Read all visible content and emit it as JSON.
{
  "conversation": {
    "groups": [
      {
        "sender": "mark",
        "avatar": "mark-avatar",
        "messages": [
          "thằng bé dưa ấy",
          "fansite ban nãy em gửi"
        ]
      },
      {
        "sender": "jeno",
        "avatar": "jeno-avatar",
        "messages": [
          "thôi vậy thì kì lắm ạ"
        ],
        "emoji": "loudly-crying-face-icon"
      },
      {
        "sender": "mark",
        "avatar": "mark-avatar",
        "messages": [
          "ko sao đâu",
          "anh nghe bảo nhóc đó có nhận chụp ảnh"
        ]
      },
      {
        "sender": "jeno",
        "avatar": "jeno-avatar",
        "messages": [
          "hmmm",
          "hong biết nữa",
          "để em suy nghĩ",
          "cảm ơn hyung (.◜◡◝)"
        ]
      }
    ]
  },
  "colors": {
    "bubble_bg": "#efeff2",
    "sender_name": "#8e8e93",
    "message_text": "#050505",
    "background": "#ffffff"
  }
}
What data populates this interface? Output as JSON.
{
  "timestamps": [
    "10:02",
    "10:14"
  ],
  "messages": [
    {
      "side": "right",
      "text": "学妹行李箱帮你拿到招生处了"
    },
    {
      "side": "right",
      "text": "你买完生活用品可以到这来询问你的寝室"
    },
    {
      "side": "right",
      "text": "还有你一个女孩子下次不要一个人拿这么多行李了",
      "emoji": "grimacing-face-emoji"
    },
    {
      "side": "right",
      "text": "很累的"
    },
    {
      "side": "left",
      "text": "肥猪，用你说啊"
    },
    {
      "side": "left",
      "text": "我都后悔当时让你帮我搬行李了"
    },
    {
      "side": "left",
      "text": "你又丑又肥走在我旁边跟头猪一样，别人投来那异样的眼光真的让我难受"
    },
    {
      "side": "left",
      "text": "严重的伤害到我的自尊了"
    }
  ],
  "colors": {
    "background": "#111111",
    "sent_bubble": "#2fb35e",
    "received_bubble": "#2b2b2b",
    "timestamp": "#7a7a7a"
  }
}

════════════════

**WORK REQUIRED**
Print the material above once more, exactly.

**RESPONSE**
Read all visible content and emit it as JSON.
{
  "conversation": {
    "groups": [
      {
        "sender": "mark",
        "avatar": "mark-avatar",
        "messages": [
          "thằng bé dưa ấy",
          "fansite ban nãy em gửi"
        ]
      },
      {
        "sender": "jeno",
        "avatar": "jeno-avatar",
        "messages": [
          "thôi vậy thì kì lắm ạ"
        ],
        "emoji": "loudly-crying-face-icon"
      },
      {
        "sender": "mark",
        "avatar": "mark-avatar",
        "messages": [
          "ko sao đâu",
          "anh nghe bảo nhóc đó có nhận chụp ảnh"
        ]
      },
      {
        "sender": "jeno",
        "avatar": "jeno-avatar",
        "messages": [
          "hmmm",
          "hong biết nữa",
          "để em suy nghĩ",
          "cảm ơn hyung (.◜◡◝)"
        ]
      }
    ]
  },
  "colors": {
    "bubble_bg": "#efeff2",
    "sender_name": "#8e8e93",
    "message_text": "#050505",
    "background": "#ffffff"
  }
}
What data populates this interface? Output as JSON.
{
  "timestamps": [
    "10:02",
    "10:14"
  ],
  "messages": [
    {
      "side": "right",
      "text": "学妹行李箱帮你拿到招生处了"
    },
    {
      "side": "right",
      "text": "你买完生活用品可以到这来询问你的寝室"
    },
    {
      "side": "right",
      "text": "还有你一个女孩子下次不要一个人拿这么多行李了",
      "emoji": "grimacing-face-emoji"
    },
    {
      "side": "right",
      "text": "很累的"
    },
    {
      "side": "left",
      "text": "肥猪，用你说啊"
    },
    {
      "side": "left",
      "text": "我都后悔当时让你帮我搬行李了"
    },
    {
      "side": "left",
      "text": "你又丑又肥走在我旁边跟头猪一样，别人投来那异样的眼光真的让我难受"
    },
    {
      "side": "left",
      "text": "严重的伤害到我的自尊了"
    }
  ],
  "colors": {
    "background": "#111111",
    "sent_bubble": "#2fb35e",
    "received_bubble": "#2b2b2b",
    "timestamp": "#7a7a7a"
  }
}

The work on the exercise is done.